Look to the left of the monument and high on the wall you will see a memorial to Elizabeth Cecilia Clarke (died 1827); she was the daughter of George Somers Clarke - our ‘mad’ Vicar (1797-1837). He was an expert in Hebrew scripture, unfortunately, he would preach in a rambling fashion to his congregation in Hebrew. Eventually imprisoned in Chelmsford Old Gaol in 1825 by the ecclesiastical court for failing to submit to fines and other punishments he decided he liked it in gaol and spent the rest of his days there. He passed his time recording the passage of the stage coaches as they passed to and from the Black Boy Inn (immortalized in Dickens’ Pickwick Papers) and re-translating parts of the Old Testament! You can see his modest memorial in the floor marked with the initials GSC in front of the main altar. After his imprisonment his aforesaid daughter who lived in the vicarage with her mother, sadly, committed suicide by drinking rat poison.

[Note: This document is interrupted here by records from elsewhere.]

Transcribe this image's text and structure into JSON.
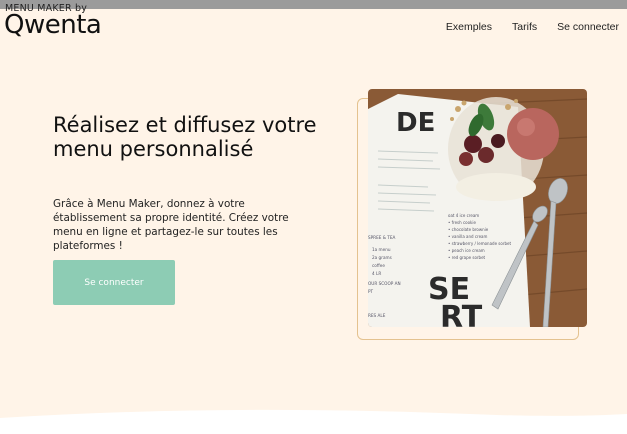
{
  "header": {
    "brand_small": "MENU MAKER by",
    "logo": "Qwenta",
    "nav": [
      {
        "label": "Exemples"
      },
      {
        "label": "Tarifs"
      },
      {
        "label": "Se connecter"
      }
    ]
  },
  "hero": {
    "title": "Réalisez et diffusez votre menu personnalisé",
    "subtitle": "Grâce à Menu Maker, donnez à votre établissement sa propre identité. Créez votre menu en ligne et partagez-le sur toutes les plateformes !",
    "cta_label": "Se connecter"
  },
  "photo": {
    "menu_letters_top": "DE",
    "menu_letters_bottom": "SE\nRT",
    "lines_left": [
      "SPREE & TEA",
      "1a menu",
      "2a grams",
      "coffee",
      "4 LR",
      "OUR SCOOP AN",
      "PT",
      "RES ALE"
    ],
    "lines_right": [
      "oat 4 ice cream",
      "• fresh cookie",
      "• chocolate brownie",
      "• vanilla and cream",
      "• strawberry / lemonade sorbet",
      "• peach ice cream",
      "• red grape sorbet"
    ]
  },
  "colors": {
    "background": "#fff4e8",
    "cta": "#8dccb4",
    "frame": "#e4c28f"
  }
}
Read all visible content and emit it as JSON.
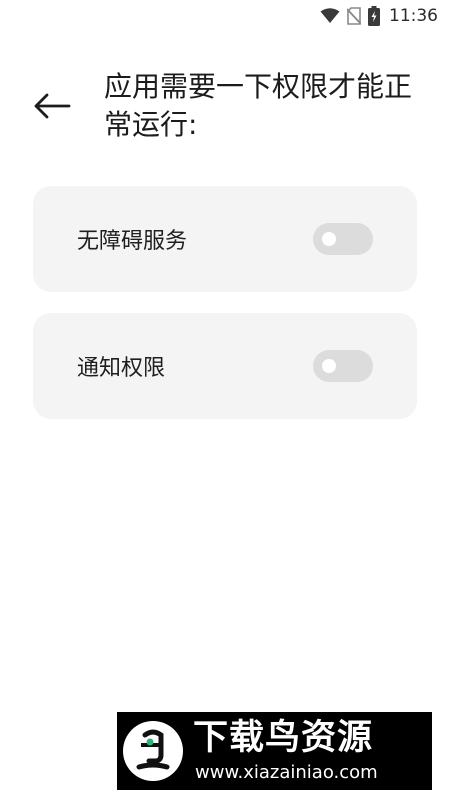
{
  "status_bar": {
    "time": "11:36",
    "icons": [
      "wifi-icon",
      "no-sim-icon",
      "battery-charging-icon"
    ]
  },
  "header": {
    "back_icon": "arrow-left-icon",
    "title": "应用需要一下权限才能正常运行:"
  },
  "permissions": [
    {
      "label": "无障碍服务",
      "enabled": false
    },
    {
      "label": "通知权限",
      "enabled": false
    }
  ],
  "watermark": {
    "title": "下载鸟资源",
    "url": "www.xiazainiao.com"
  },
  "colors": {
    "card_background": "#f4f4f4",
    "toggle_off": "#dcdcdc",
    "text": "#1c1c1c"
  }
}
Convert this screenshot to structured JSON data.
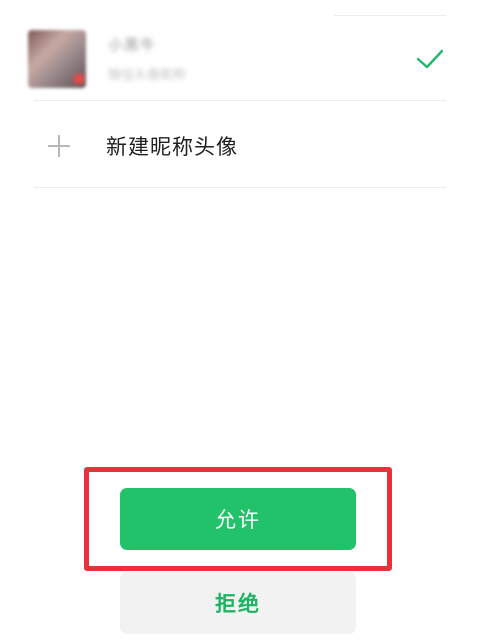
{
  "accounts": [
    {
      "nickname": "小黑牛",
      "subtitle": "微信头像昵称",
      "selected": true
    }
  ],
  "new_profile": {
    "label": "新建昵称头像",
    "icon": "plus-icon"
  },
  "selection_icon": "check-icon",
  "buttons": {
    "allow_label": "允许",
    "reject_label": "拒绝"
  },
  "colors": {
    "primary_green": "#21c26a",
    "reject_text_green": "#1eb463",
    "check_green": "#21b768",
    "highlight_red": "#e8313a",
    "reject_bg": "#f2f2f2"
  }
}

Most of what you can see in the chancel interior is Victorian. However, to the left of the altar you can see a fifteenth century door which leads into the vestry. The door has a sanctuary ring in the centre. I’m told that the door was in the South doorway of the chancel so that the handle could be held whilst seeking sanctuary from capture and imprisonment in medieval times.

If you come out of the chancel and turn left into the South aisle you will see an opening in the wall beside the Lady Chapel altar. This is a fourteenth century piscina which was used in medieval times to dispose of the water used to wash the sacred vessels after Communion. There is deliberately no outlet to the outside, the water seeps into the stonework to avoid it being used for nefarious purposes.


Victorian stained glass

The stained glass throughout the church is Victorian with the exception of the glass in the South-West wall adjacent to the porch. This is medieval and thought to come from Pleshey castle. The lower centre shield is the Royal coat of arms. Thomas of Woodstock, duke of Gloucester, the youngest son of Edward III, lived in Pleshey castle until 1397 when he was lured to France to his death. So it is an intriguing thought that this glass may be associated with this piece of history and Shakespeare’s play, Richard II which talks of Plashie (Pleshey) and of Gloucester’s death.

Close by is the Purbeck stone font which dates to the seventeenth century, however, walk through to the porch and you will see what is thought to be a Norman font (on modern shafts and plinth) which was found among the foundations of the church during some excavations. Nearby, set in the wall to the right of the door you’ll see a fourteenth century stoup; this is a basin which used to contain holy water into which worshipers used to dip their fingers before crossing themselves.

Finally, to best see the Norman features of the building go outside to the East-end (the Altar end) and you’ll see at the corners, the Norman quoins (stones) and above them Roman tiles they used. Look up at the large central window and to either side you’ll see the blocked in Norman windows with Roman tiles in a fan shape above. These were open before the roof was raised and the insertion of more and larger windows so we can see that the church would have been pretty gloomy inside.